__The problem__
Scanning the entries below, copy every line that contains the word "Students".

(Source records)
<<<<
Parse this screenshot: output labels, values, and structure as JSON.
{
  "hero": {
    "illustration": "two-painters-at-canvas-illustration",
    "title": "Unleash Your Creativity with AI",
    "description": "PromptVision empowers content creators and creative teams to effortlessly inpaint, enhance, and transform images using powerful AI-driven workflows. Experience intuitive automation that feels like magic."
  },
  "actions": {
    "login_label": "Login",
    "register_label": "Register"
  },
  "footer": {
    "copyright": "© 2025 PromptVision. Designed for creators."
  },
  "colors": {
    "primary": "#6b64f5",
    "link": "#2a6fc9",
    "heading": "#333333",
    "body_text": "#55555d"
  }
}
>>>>
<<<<
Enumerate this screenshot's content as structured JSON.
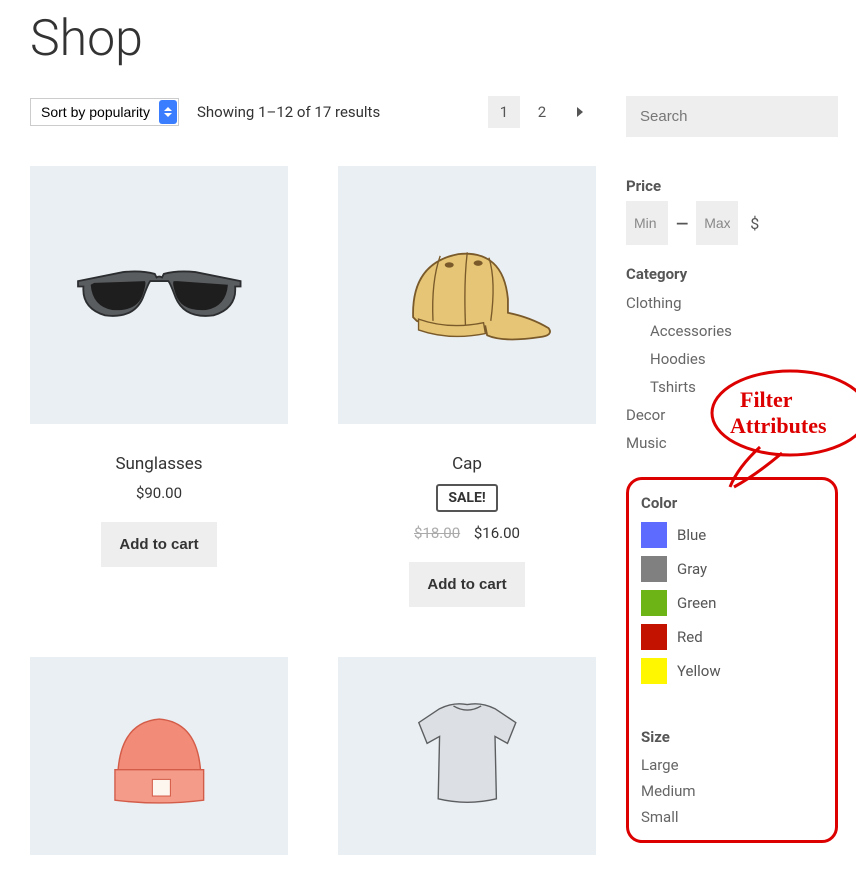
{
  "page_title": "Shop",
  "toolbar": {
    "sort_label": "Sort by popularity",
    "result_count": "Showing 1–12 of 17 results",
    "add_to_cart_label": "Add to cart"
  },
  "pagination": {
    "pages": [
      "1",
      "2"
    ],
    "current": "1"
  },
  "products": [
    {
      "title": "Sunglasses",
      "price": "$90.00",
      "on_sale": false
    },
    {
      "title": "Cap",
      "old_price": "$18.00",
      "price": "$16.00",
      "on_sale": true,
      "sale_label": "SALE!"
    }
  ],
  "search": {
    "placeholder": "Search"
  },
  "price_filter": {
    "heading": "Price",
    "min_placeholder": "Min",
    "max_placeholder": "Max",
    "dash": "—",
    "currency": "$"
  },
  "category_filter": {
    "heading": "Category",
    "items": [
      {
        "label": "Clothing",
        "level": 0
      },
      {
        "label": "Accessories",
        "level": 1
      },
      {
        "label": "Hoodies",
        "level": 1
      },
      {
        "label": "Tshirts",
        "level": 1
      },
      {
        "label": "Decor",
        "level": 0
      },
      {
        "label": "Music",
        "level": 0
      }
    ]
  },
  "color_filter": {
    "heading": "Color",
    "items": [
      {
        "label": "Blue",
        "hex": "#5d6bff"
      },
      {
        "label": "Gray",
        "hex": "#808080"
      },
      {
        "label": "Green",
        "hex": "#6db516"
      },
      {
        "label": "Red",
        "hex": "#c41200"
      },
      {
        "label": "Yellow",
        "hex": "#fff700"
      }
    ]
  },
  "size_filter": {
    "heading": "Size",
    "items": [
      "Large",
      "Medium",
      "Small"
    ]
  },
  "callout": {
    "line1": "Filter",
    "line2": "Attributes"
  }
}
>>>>
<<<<
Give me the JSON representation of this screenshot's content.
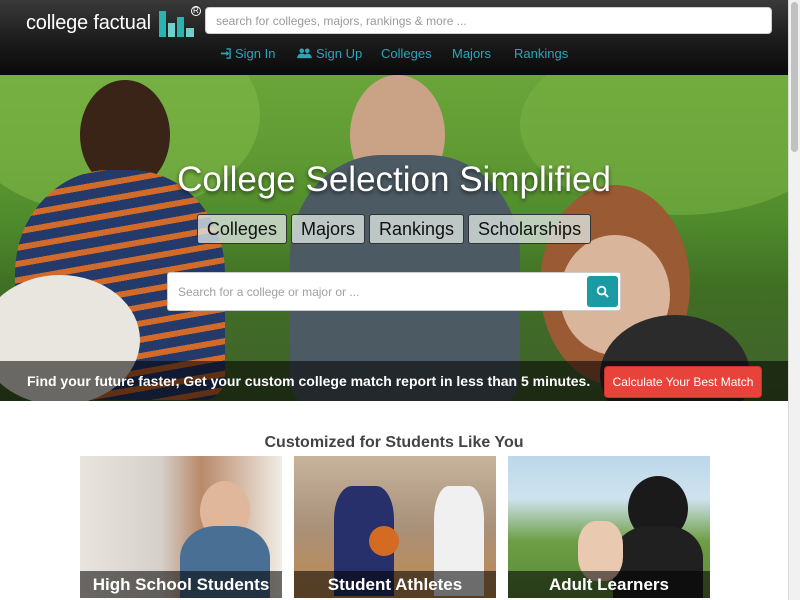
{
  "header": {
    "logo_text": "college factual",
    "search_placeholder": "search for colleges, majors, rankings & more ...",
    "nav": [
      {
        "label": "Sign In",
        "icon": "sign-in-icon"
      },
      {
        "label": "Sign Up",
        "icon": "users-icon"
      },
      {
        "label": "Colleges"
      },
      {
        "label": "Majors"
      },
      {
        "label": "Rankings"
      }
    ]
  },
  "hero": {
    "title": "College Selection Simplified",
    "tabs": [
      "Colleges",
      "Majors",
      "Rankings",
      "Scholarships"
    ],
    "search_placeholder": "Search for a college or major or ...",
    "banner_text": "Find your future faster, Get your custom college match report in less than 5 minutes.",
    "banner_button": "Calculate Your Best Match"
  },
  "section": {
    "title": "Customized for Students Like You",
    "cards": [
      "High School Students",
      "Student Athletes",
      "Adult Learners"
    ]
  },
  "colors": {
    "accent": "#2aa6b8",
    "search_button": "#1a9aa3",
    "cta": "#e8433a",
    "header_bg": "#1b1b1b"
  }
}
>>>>
__Answer box__
    "title": "Customized for Students Like You",
      "High School Students",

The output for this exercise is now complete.